Yahoo’s decision to prevent trademark bids should help defend against not only guerilla hijacking but also aggressive affiliates (who should be following your policies prohibiting competitive keyword buying anyway).
Next time someone recommends that you buy your own search keyword to "protect your brand," consider the motivation – do the math – and determine whether or not it’s really necessary.
BTW Squidoo and Rey Mysterio are both pretty cool, too. You should definitely check them out.
Tags: seo, sem, adwords
Cross this one off of your guerilla marketing to-do list. According to CNet and other sources, Yahoo will prevent advertisers from bidding on competitor keywords starting March 1st.
My understanding, mostly derived from hearing Alan Rimm-Kaufman speak on the subject, is that current law is meant to prevent deceptive or misleading advertising – like if you placed a paid ad that was titled "Bentley" but led you to the Mercedes site instead. The way Mazda and GM did it – and are still doing it when you query "pontiac" or "kermit" on google – seems perfectly legal.
Then again, I’m no lawyer, so don’t take my word for it – check with someone who’s got proper credentials. Is it just a matter of time before users start tuning out search ads?
Tags: yahoo search, trademark, guerilla
In the wake of "google pontiac," I was checking Google and Yahoo! during the Super Bowl to see if anyone was trying to piggyback on major brand investments. Sure enough, terms like "whopperettes," "brown bubbly," "dove," and "godaddy" were purchased by companies offering services totally unrelated to the keywords.
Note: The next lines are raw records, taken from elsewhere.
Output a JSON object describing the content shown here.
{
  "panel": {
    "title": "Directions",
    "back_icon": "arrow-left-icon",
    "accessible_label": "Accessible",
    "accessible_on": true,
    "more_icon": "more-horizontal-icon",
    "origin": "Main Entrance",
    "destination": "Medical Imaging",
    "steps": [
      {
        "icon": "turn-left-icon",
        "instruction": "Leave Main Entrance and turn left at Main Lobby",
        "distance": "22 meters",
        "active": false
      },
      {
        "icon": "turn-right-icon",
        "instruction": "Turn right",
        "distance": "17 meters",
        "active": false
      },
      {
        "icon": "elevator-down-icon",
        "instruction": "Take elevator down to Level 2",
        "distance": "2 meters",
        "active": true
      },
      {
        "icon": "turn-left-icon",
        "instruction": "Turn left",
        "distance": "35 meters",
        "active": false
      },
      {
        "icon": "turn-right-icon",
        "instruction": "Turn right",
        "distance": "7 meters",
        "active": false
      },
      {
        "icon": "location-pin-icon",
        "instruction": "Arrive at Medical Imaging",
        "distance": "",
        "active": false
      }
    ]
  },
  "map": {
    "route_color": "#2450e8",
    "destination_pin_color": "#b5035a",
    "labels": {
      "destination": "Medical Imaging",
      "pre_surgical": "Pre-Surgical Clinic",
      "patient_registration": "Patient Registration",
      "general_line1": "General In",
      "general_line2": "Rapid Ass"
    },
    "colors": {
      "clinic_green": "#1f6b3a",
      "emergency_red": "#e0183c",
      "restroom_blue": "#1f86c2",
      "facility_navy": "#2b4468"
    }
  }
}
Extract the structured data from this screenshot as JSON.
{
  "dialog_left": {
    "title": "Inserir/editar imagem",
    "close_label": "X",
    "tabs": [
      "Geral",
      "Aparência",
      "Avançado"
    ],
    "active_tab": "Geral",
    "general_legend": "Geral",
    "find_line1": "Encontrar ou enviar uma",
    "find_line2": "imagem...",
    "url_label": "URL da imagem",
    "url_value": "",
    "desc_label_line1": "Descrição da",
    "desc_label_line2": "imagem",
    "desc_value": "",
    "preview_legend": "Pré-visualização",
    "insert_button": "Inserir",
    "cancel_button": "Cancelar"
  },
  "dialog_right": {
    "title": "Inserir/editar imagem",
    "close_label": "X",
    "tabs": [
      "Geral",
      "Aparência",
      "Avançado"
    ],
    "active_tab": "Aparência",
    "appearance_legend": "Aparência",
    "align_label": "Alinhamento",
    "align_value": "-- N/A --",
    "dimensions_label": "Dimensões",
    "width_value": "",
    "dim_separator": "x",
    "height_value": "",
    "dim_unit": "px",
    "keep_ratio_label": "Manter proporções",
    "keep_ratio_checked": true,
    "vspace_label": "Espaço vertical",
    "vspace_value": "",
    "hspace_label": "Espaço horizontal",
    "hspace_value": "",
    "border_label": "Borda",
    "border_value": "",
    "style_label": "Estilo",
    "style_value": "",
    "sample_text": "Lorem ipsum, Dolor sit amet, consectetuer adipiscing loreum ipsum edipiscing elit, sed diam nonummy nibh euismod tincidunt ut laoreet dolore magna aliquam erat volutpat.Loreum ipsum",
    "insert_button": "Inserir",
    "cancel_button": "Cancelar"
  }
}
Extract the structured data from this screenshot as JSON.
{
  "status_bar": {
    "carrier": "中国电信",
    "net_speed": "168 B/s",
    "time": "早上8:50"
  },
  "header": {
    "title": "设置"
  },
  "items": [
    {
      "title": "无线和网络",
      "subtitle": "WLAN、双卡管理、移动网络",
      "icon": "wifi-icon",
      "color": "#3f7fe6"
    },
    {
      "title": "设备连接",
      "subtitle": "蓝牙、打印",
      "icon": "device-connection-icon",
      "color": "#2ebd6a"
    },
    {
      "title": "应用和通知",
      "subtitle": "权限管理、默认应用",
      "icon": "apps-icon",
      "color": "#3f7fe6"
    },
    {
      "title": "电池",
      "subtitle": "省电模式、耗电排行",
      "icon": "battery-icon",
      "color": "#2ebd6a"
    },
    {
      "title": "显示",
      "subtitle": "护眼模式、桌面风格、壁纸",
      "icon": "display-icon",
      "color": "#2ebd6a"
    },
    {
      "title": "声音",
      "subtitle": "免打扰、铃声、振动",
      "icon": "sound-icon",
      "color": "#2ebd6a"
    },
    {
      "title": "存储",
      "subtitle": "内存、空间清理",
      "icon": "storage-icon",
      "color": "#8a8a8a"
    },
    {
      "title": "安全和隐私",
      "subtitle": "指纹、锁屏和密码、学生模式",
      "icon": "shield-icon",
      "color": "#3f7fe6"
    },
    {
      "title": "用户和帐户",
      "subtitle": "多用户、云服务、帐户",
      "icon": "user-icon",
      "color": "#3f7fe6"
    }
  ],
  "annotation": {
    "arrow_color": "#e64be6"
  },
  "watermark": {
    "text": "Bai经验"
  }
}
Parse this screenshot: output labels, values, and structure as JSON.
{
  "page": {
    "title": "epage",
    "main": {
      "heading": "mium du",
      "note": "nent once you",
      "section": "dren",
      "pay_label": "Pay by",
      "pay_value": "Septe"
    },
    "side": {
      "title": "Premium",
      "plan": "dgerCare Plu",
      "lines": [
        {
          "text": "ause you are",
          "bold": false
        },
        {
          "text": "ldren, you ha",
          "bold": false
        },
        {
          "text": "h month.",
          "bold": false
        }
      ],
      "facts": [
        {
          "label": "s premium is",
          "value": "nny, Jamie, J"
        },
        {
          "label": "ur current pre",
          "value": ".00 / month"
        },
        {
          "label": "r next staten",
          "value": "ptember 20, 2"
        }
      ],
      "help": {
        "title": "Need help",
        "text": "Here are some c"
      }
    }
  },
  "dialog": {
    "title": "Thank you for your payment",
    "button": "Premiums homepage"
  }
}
It looks like the 3 companies that I noticed – zooba, vcatravel, and thegoodsamaritanlli have since pulled their buys, but others have jumped in.
I asked Josh Stylman of Reprise Media about guerilla keyword buying and he had some interesting things to say, in particular that guerilla keywords can be effective in context, as SEM is "totally intent driven and non-interruptive." He also pointed out that GM did this the right way by purchasing "kermit" to pull a Mazda on Ford.
A couple of related branding+search pieces have been published recently, including one from iMedia. I agree with the logic technically, but it appears that vendors are trying to find new ways to position search to drive incremental sales.
I see the issue really heating up when the lawsuits start flying. When someone steps over the line with trademark/copyright violation, expect a microscope on the anatomy of search and a flurry of activity in the affiliate marketing space. With such high profile guerilla tactics, no doubt GM and Ford have already been seeking counsel on the matter (btw mazda doesn’t appear to be buying "pontiac" anymore).
Tags: guerilla keywords, sem, ticking time bomb